She illustrated her message with this  “Justice” video. .

And this  poem by Bishop David Lawson.

Soon, the audio of the sermon will be available on the website (Worship: Sermon Archive), and the live stream is now posted on Facebook.  Click here for some notes from this message. 

Allow the hunger to be in you. Go in peace knowing that God asks us to move from Our “Me’s” to our “We’s” with God and one another.






Worship: August 23 10 a.m.

Here is the link to the live stream of the worship service on August 23. Thanks to Charles Hayes for managing this.

Starting at minute 18, Trey Wince preaches on John 10:1-16, titled “The Voice.” Among the favorite hymns – “All Creatures of Our God and King” and “The Lord’s My Shepherd I’ll Not Want.” Plus the Pickup Choir, directed by Hyosang Park, offers “All Things Bright and Beautiful” in a John Rutter arrangement. Anita Tong – who just celebrated her birthday 🎂and Skitch Matson are liturgists. Nancy Dawn Jones is the reader.

Viewers — the only part you can’t join us with is the coffee hour 😉 ,

Want to see previous Sundays? Here is August 13. It was managed by Robin and Caroline Birkel.

All Are Equal


As part of the “God Imagines” sermon series, Gerald C. Liu will preach on “All Are Equal” on Sunday, January 22.

An assistant professor of worship and preaching at Princeton Theological Seminary, he has degrees from Washington University in St. Louis, Missouri, Emory University, and Vanderbilt.  An ordained United Methodist minister, Gerald  is a minister in residence at Church of the Village, a United Methodist congregation in Manhattan.

He has studied in Germany, served as a minister in England, and did ethnographic research in Uganda for a contributed chapter for The Culture of AIDS in Africa: Hope and Healing Through Music and the Arts, Oxford UP).

Gerald’s text is Revelation 7:9-17, which begins with  …a great multitude that no one could count, from every nation, tribe, people and language, standing before the throne and before the Lamb.

and ends with

‘he will lead them to springs of living water.’[b]
    ‘And God will wipe away every tear from their eyes.’[c]

Sermon: Telling Our Stories

Our lives are ‘storied’ together as people who will be remembered, and who will act by faith, said  Erik “Skitch” Matson in his August 14, 2016 sermon ‘The Stories We Tell.” it was based on a lectionary reading, Hebrews 11:20-12:2.

“By faith” was the often repeated catch phrase in this passage, which recounts story after story — from the Exodus to Jericho and the sufferings of the prophets.

“Let us run with perseverance the race marked out for us, fixing our eyes on Jesus, the pioneer and perfecter of faith,” says Hebrews. 

“Narrative is the scaffolding of experience,” said Matson. Let’s use Jesus as the lens, the eyeglass, with which we interpret our stories.”


Advent Sermon: An Unexpected Gift

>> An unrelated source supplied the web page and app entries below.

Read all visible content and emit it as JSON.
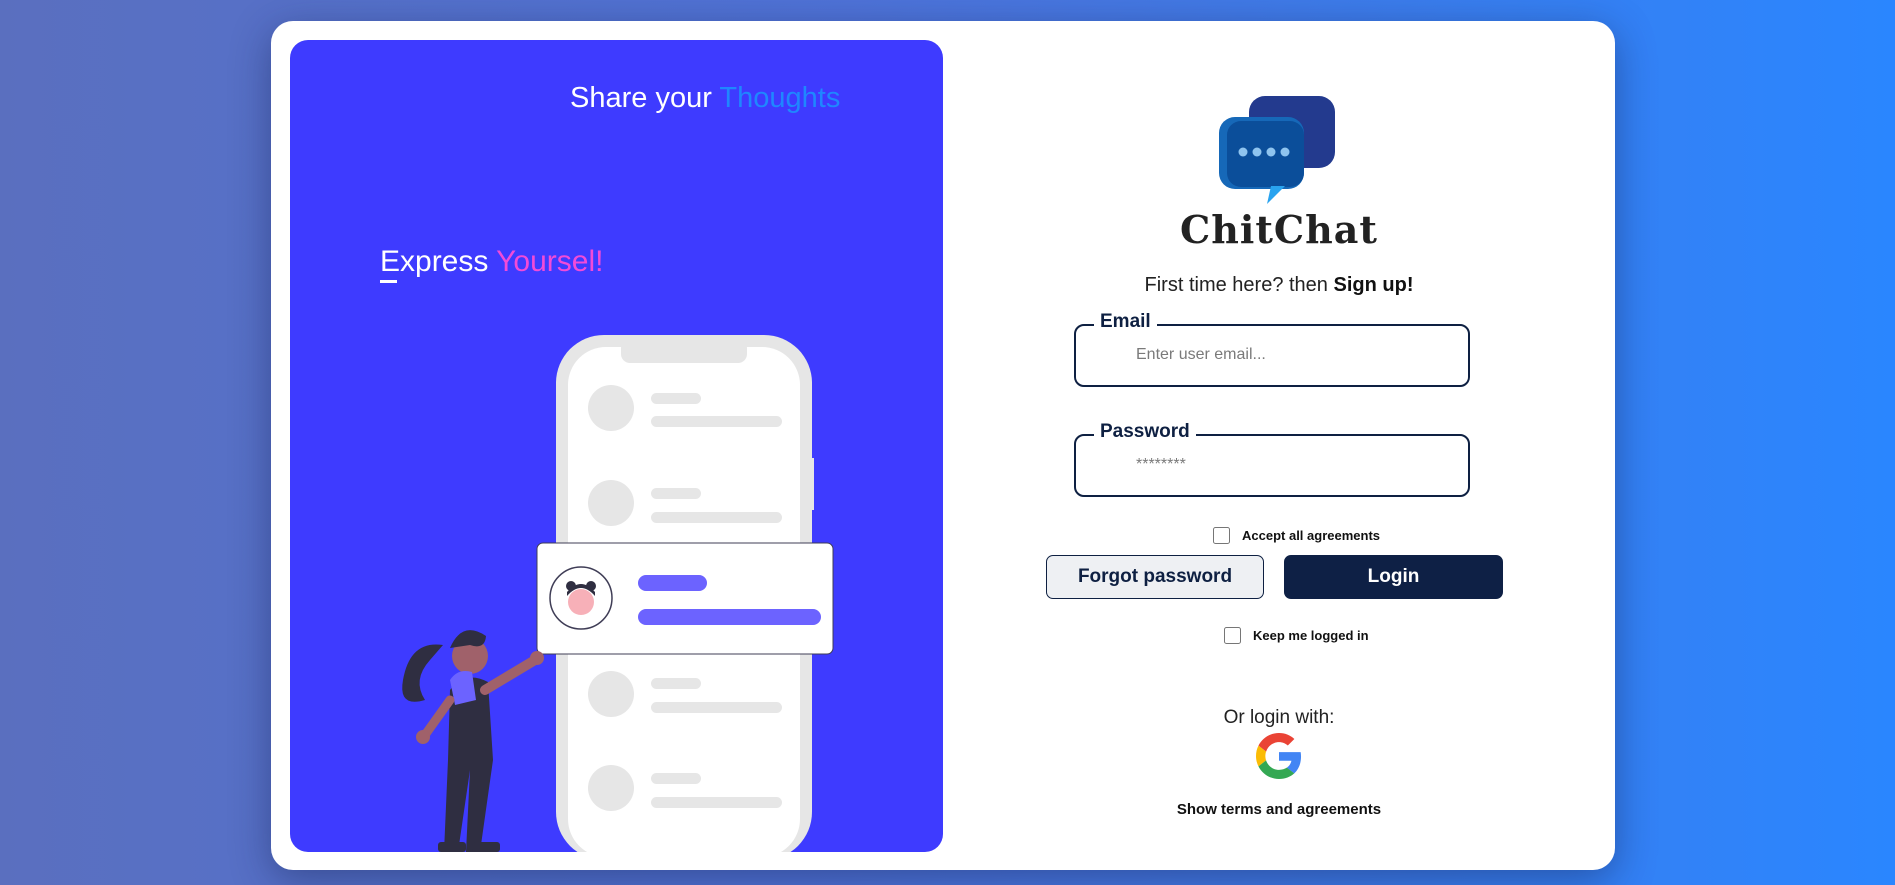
{
  "hero": {
    "headline_prefix": "Share your",
    "headline_accent": "Thoughts",
    "subline_prefix": "Express",
    "subline_accent": "Yoursel!"
  },
  "brand": {
    "name": "ChitChat",
    "logo_icon": "chat-bubbles-icon"
  },
  "signup": {
    "prefix": "First time here? then",
    "link": "Sign up!"
  },
  "form": {
    "email_label": "Email",
    "email_placeholder": "Enter user email...",
    "email_value": "",
    "password_label": "Password",
    "password_placeholder": "********",
    "password_value": "",
    "accept_label": "Accept all agreements",
    "accept_checked": false,
    "forgot_label": "Forgot password",
    "login_label": "Login",
    "keep_label": "Keep me logged in",
    "keep_checked": false
  },
  "social": {
    "or_label": "Or login with:",
    "google_icon": "google-icon"
  },
  "footer": {
    "terms_label": "Show terms and agreements"
  },
  "colors": {
    "panel": "#3e3bff",
    "accent_blue": "#1f87ff",
    "accent_pink": "#f24bd8",
    "navy": "#0e2045"
  }
}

For her sermon, “An Unexpected Gift” on the first Sunday in Advent, November 29, 2015,  Pastor Jana Purkis-Brash included this poem, The Story of the Christmas Guest, by Helen Steiner Rice.

Based on the story by Leo Tolstoy, it tells of the humble shopkeeper who was very eager to see Jesus. As in the scripture lesson for that day, he was like the prophet Isaiah (Isaiah 64:1-9)  who begged for the Messiah to appear, crying out “you have hidden your face from us.”

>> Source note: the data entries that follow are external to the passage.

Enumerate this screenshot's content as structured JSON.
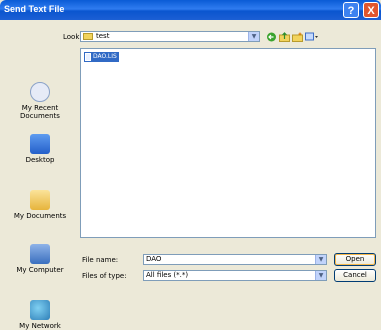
{
  "window": {
    "title": "Send Text File"
  },
  "titlebar_buttons": {
    "help": "?",
    "close": "X"
  },
  "lookin": {
    "label": "Look in:",
    "value": "test"
  },
  "toolbar_icons": [
    "back-icon",
    "up-folder-icon",
    "new-folder-icon",
    "view-menu-icon"
  ],
  "places": [
    {
      "label": "My Recent Documents",
      "icon": "recent-documents-icon"
    },
    {
      "label": "Desktop",
      "icon": "desktop-icon"
    },
    {
      "label": "My Documents",
      "icon": "my-documents-icon"
    },
    {
      "label": "My Computer",
      "icon": "my-computer-icon"
    },
    {
      "label": "My Network",
      "icon": "my-network-icon"
    }
  ],
  "files": [
    {
      "name": "DAO.LIS",
      "selected": true
    }
  ],
  "filename": {
    "label": "File name:",
    "value": "DAO"
  },
  "filetype": {
    "label": "Files of type:",
    "value": "All files (*.*)"
  },
  "buttons": {
    "open": "Open",
    "cancel": "Cancel"
  },
  "colors": {
    "titlebar": "#0a5bd6",
    "selection": "#316ac5",
    "dialog_bg": "#ece9d8"
  }
}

This contrasts with the New Testament scripture, Matthew 1:18-25, where Joseph is surprised by the news that Mary is pregnant with the son of God, a very unexpected gift.

The shopkeeper in the poem waits and waits, but the only folks who knocked at the door were a beggar, a hungry woman, and a homeless child. Let’s all be on the lookout for ways that Jesus comes to us in unexpected ways.